In an official statement, B.C. officials said the measure would "help keep B.C.'s film and video game industries healthy." The DAVE tax credit was originally introduced in 2003 at a rate of 15%. In 2010, the rate was increased to 17.5%. Movie production in B.C. generates more than $1 billion in annual revenue for the Canadian province.
The Vancouver Post Alliance (VPA), a non-profit organization founded in 2013, endorsed the new incentives. "It encourages domestic and foreign content creators to finish post-production in British Columbia, thereby closing the loop on our competitive position and defining B.C. as a true global digital center," said VPA Chair Suzanne Thompson, VP of Sales for Encore Vancouver, in a prepared statement. "We are now in a strong position to attract new digital content business and stimulate new knowledge-based jobs—an exciting development for our vibrant creative economy."
"BC's industry tax policy is tied to jobs, and the expansion of DAVE will drive growth by capitalizing on our underutilized market strengths in post-production," said MPPIA Chair Peter Leitch in a separate prepared statement.
If the expanded incentives do for post what the original program did for VFX in Vancouver—encouraging the kind of runaway production that had VFX shops like Sony Pictures Imageworks relocating north of the border—it could put even more pressure on post-production in L.A. ILM, Digital Domain, and MPC are among the VFX houses that have opened offices in Vancouver to take advantage of tax credits.
The strongest voice speaking out against tax incentives — in the U.S., in Canada, or anywhere else — was Daniel Lay, the blogger better known as VFX Soldier, who led the ADAPT campaign to mount a legal case against Hollywood studios that sent VFX work out of the U.S. Lay got as far as forming a trade organization and hiring a law firm before giving up the crusade last month due to a lack of funding.

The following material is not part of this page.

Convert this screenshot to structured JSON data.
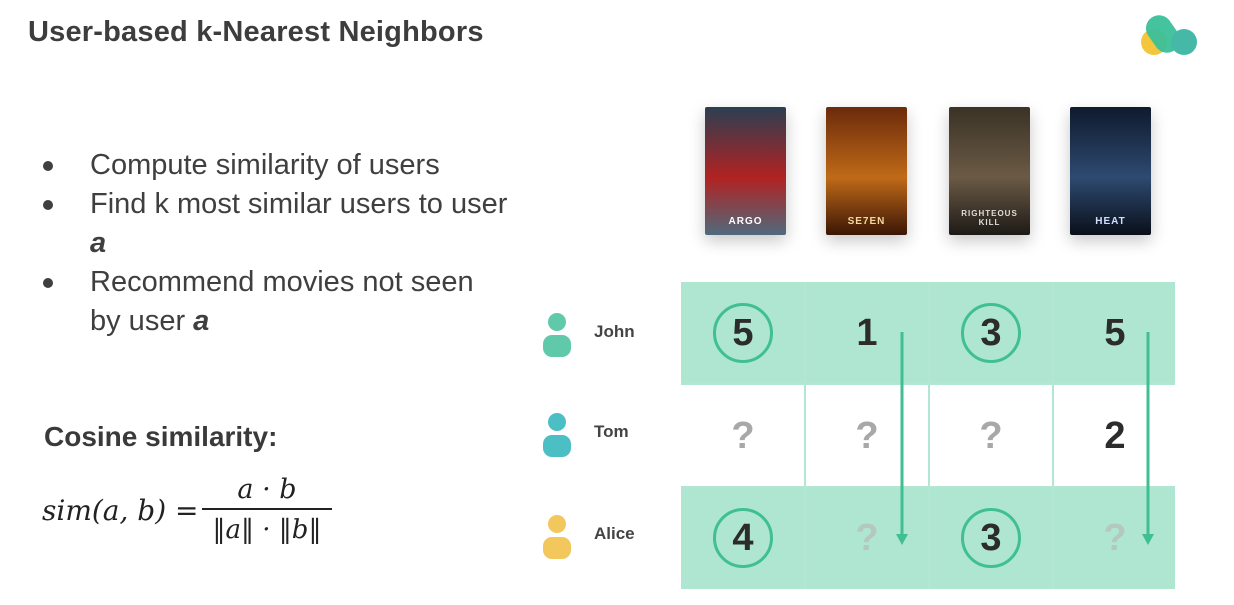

In his blog post calling an official end to the legal effort, Lay suggested that his fundraiser fizzled in part because "the industry in California collapsed as work moved to Canada," leaving many U.S. VFX artists out of work, in transit to new Canadian offices, or leaving the industry entirely.